◆ WHAT YOU NEED TO DO: Which lines of the data contain the string "플레이어"? Copy every one of them.
Start of AVAILABLE RECORDS
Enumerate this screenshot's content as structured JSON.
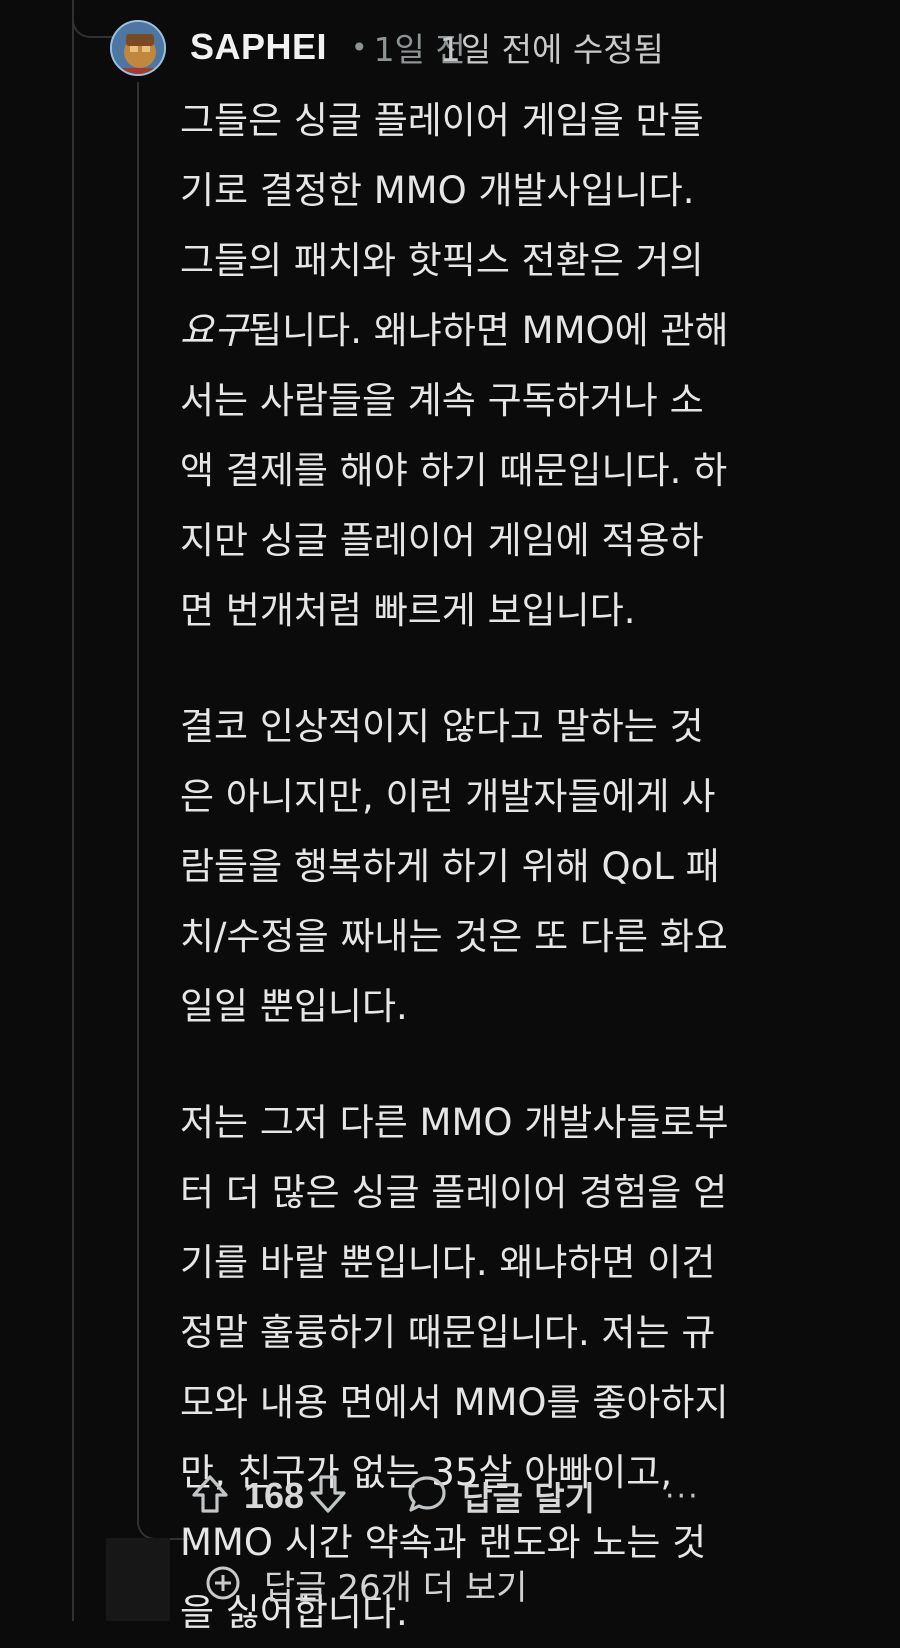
{
  "comment": {
    "username": "SAPHEI",
    "time_ago": "1일 전",
    "edited_label": "1일 전에 수정됨",
    "paragraphs": [
      {
        "lines": [
          "그들은 싱글 플레이어 게임을 만들",
          "기로 결정한 MMO 개발사입니다.",
          "그들의 패치와 핫픽스 전환은 거의",
          "요구됩니다. 왜냐하면 MMO에 관해",
          "서는 사람들을 계속 구독하거나 소",
          "액 결제를 해야 하기 때문입니다. 하",
          "지만 싱글 플레이어 게임에 적용하",
          "면 번개처럼 빠르게 보입니다."
        ]
      },
      {
        "lines": [
          "결코 인상적이지 않다고 말하는 것",
          "은 아니지만, 이런 개발자들에게 사",
          "람들을 행복하게 하기 위해 QoL 패",
          "치/수정을 짜내는 것은 또 다른 화요",
          "일일 뿐입니다."
        ]
      },
      {
        "lines": [
          "저는 그저 다른 MMO 개발사들로부",
          "터 더 많은 싱글 플레이어 경험을 얻",
          "기를 바랄 뿐입니다. 왜냐하면 이건",
          "정말 훌륭하기 때문입니다. 저는 규",
          "모와 내용 면에서 MMO를 좋아하지",
          "만, 친구가 없는 35살 아빠이고,",
          "MMO 시간 약속과 랜도와 노는 것",
          "을 싫어합니다."
        ]
      }
    ],
    "emphasis_word": "요구",
    "score": "168",
    "reply_label": "답글 달기",
    "more_label": "···"
  },
  "more_replies": {
    "label": "답글 26개 더 보기"
  },
  "icons": {
    "upvote": "arrow-up-icon",
    "downvote": "arrow-down-icon",
    "reply": "speech-bubble-icon",
    "more": "ellipsis-icon",
    "expand": "plus-circle-icon"
  },
  "colors": {
    "background": "#0b0b0b",
    "text": "#e6e6e6",
    "muted": "#8e9396",
    "thread_line": "#2f3234"
  }
}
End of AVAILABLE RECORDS
◆ TASK SOLUTION:
          "그들은 싱글 플레이어 게임을 만들",
          "지만 싱글 플레이어 게임에 적용하",
          "터 더 많은 싱글 플레이어 경험을 얻",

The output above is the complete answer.